== Data ==

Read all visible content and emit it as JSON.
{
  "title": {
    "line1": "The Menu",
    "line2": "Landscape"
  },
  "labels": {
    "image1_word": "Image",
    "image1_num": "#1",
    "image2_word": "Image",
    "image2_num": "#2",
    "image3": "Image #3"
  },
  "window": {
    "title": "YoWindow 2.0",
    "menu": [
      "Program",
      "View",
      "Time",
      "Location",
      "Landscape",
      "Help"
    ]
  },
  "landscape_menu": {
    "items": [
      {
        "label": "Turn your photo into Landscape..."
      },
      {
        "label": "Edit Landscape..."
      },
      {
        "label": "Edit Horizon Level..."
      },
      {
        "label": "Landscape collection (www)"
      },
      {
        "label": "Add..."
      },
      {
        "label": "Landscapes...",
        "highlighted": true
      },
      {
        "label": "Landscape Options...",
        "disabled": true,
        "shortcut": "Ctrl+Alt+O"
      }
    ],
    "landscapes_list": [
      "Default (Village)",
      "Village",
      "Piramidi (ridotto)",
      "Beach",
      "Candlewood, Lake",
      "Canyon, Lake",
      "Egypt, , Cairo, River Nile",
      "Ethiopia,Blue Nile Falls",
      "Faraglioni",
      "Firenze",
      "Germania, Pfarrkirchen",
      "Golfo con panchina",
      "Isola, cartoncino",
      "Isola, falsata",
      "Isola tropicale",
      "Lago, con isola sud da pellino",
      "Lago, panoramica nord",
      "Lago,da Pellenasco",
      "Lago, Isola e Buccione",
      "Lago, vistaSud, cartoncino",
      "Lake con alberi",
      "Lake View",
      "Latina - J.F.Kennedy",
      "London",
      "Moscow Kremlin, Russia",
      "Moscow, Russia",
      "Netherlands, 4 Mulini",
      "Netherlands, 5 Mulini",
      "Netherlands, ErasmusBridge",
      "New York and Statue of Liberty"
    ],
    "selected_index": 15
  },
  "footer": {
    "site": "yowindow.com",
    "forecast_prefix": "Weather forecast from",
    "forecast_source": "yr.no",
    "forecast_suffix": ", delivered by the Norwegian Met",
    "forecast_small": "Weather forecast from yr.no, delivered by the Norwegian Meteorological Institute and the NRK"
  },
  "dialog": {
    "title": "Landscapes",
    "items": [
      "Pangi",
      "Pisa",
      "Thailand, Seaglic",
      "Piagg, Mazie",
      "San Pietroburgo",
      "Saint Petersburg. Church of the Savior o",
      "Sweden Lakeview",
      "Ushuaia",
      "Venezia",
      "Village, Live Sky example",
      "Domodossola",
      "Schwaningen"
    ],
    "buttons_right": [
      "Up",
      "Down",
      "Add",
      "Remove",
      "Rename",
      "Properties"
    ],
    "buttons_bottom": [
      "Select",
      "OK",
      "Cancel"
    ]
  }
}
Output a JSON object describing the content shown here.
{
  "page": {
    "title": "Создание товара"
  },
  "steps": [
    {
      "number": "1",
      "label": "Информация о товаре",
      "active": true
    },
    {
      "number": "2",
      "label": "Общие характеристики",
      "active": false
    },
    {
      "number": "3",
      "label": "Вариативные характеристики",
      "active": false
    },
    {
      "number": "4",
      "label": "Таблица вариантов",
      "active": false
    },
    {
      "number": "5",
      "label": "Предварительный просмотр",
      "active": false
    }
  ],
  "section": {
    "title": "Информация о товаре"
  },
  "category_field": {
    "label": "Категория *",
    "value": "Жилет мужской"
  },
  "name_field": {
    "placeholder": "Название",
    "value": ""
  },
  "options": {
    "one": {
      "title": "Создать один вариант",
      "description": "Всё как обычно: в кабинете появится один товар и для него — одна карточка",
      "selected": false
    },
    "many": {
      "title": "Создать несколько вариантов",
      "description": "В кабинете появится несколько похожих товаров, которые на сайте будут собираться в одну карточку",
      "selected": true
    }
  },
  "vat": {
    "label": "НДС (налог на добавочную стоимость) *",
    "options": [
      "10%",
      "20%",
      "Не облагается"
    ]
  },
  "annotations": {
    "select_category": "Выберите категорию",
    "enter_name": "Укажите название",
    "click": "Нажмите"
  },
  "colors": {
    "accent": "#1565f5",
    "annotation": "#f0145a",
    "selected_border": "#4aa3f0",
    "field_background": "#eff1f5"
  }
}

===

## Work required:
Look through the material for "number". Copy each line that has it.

## Output of the task:
      "number": "1",
      "number": "2",
      "number": "3",
      "number": "4",
      "number": "5",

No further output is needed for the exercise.